Start of Block

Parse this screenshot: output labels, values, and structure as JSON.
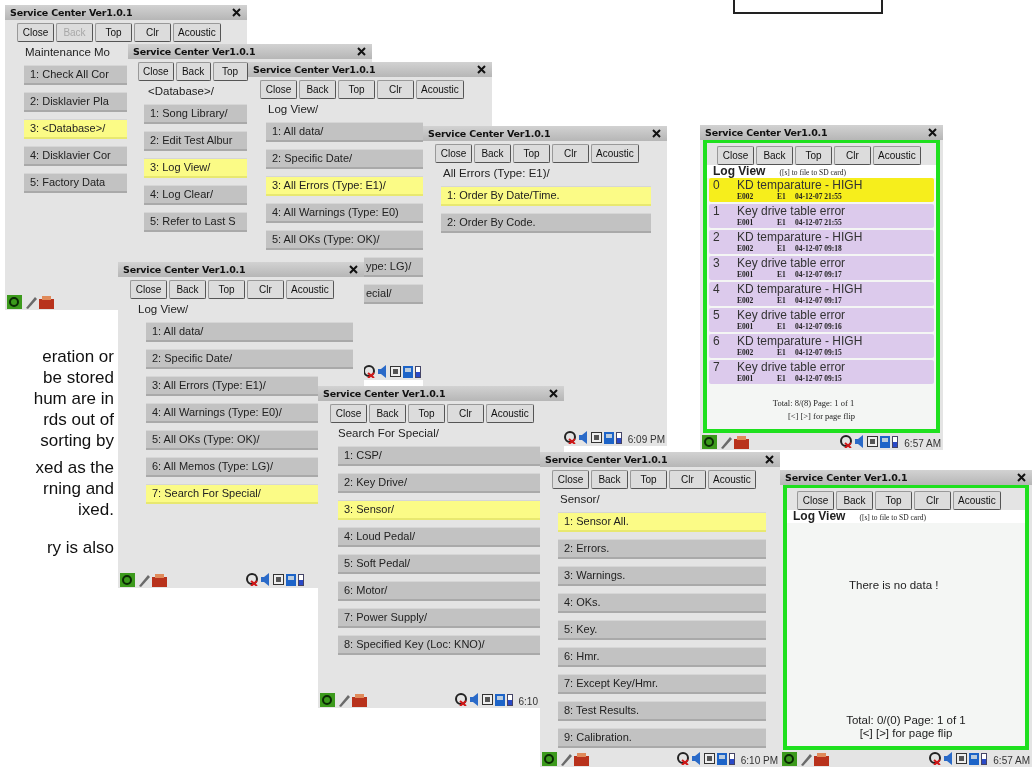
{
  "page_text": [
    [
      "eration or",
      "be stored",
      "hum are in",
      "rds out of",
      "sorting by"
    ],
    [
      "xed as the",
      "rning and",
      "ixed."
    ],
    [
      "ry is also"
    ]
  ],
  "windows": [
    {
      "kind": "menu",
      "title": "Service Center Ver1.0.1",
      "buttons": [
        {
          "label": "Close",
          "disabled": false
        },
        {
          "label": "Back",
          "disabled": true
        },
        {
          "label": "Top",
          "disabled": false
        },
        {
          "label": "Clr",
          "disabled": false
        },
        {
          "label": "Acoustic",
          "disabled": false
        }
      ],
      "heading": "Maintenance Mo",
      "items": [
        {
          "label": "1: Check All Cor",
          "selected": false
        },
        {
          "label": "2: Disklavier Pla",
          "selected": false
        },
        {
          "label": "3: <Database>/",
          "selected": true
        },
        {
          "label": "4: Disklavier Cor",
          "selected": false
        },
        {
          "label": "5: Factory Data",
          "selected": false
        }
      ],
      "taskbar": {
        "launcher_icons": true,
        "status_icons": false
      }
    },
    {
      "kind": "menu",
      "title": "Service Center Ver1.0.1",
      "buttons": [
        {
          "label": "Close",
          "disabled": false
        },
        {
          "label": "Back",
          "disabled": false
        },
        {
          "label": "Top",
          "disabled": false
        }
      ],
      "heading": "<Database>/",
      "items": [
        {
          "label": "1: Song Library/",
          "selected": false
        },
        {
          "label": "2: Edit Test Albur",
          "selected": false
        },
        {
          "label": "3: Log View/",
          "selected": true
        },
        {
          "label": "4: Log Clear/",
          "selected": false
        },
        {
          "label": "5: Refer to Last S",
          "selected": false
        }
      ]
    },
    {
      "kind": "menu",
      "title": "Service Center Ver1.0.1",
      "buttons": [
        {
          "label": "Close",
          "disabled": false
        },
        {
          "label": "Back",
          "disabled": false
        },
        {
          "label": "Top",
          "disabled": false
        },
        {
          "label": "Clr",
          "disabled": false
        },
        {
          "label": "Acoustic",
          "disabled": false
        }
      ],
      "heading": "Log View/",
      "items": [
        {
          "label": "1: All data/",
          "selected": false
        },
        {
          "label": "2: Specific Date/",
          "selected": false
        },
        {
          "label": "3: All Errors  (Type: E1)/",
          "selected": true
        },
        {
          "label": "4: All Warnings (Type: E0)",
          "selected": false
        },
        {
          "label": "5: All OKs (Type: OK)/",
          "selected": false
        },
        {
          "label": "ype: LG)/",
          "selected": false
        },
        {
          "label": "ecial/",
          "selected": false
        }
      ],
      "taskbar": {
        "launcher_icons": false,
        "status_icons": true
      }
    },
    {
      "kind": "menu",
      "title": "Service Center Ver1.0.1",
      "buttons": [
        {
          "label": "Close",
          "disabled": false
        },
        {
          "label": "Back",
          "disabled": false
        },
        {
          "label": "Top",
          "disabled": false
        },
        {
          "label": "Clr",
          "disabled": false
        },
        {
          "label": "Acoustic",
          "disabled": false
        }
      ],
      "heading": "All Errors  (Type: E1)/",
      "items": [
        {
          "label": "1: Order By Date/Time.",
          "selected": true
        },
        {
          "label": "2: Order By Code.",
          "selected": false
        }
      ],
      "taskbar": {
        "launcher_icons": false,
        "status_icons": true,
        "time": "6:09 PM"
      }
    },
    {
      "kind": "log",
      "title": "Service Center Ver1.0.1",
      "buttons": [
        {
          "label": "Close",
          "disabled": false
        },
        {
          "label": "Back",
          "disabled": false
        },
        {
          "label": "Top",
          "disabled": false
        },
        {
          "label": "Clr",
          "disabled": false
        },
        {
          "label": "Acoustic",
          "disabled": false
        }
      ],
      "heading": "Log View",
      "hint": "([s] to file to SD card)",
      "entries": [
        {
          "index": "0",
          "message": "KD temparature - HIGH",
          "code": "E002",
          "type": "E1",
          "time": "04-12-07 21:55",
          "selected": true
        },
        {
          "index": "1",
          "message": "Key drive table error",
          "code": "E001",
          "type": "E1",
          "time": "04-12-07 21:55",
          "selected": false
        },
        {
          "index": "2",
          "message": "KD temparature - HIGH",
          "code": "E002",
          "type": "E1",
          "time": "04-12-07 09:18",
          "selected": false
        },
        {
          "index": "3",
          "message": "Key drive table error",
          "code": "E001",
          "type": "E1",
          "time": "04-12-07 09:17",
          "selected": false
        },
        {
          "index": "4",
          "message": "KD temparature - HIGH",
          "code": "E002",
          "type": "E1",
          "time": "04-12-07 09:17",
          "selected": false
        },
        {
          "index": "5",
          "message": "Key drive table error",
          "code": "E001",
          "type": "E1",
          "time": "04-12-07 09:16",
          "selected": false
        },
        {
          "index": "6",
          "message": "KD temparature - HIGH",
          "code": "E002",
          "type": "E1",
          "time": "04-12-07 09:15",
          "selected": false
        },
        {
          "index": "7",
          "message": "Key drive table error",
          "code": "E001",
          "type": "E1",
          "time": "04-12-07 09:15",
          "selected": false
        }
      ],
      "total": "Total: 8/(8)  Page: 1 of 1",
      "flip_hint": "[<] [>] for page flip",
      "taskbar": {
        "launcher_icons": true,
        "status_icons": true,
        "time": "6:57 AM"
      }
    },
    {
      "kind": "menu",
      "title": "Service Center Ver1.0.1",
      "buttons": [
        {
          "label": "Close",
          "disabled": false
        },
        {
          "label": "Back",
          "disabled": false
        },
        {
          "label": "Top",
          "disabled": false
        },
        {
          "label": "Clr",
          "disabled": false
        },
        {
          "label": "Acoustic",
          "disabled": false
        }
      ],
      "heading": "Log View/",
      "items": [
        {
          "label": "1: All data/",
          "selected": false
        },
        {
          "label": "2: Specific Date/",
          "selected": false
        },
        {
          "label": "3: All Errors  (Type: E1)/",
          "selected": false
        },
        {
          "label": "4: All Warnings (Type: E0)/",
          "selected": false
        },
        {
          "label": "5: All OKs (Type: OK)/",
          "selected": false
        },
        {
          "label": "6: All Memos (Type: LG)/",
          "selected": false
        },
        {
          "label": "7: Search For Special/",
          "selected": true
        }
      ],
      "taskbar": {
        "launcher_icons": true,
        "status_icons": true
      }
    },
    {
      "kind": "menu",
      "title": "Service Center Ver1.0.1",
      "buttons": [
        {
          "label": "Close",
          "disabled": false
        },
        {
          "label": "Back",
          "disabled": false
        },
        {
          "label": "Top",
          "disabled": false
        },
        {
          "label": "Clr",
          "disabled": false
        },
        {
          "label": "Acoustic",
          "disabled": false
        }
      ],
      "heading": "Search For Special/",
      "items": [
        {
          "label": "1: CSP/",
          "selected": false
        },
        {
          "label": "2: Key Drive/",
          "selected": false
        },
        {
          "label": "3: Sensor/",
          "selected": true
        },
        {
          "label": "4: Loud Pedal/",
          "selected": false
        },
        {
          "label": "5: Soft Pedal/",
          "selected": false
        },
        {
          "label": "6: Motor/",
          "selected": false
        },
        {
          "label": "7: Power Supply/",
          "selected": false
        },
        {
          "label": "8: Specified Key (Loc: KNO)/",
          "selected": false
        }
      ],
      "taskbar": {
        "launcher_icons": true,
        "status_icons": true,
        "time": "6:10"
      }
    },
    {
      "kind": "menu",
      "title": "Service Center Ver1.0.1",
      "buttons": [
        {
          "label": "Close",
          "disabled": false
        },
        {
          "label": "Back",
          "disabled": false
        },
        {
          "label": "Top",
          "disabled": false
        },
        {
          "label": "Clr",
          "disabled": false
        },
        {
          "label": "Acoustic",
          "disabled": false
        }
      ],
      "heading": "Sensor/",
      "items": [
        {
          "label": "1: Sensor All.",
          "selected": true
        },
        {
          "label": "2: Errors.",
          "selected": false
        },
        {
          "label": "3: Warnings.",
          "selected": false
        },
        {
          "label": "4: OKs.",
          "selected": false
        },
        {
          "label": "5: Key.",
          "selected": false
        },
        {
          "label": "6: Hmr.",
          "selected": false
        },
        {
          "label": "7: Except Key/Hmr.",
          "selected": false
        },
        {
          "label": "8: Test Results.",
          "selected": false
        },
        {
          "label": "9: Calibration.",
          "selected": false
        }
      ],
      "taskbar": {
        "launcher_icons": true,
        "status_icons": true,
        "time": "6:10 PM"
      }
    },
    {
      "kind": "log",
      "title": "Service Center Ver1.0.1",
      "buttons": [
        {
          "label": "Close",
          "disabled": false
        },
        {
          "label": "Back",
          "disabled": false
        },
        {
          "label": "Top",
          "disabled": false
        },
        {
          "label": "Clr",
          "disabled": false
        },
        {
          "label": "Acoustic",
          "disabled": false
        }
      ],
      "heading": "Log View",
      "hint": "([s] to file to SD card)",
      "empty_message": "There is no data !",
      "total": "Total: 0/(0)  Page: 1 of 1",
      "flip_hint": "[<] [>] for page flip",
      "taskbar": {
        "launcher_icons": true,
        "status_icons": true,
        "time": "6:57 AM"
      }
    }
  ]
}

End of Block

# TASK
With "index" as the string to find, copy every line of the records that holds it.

# SOLUTION FOR THIS EXERCISE
          "index": "0",
          "index": "1",
          "index": "2",
          "index": "3",
          "index": "4",
          "index": "5",
          "index": "6",
          "index": "7",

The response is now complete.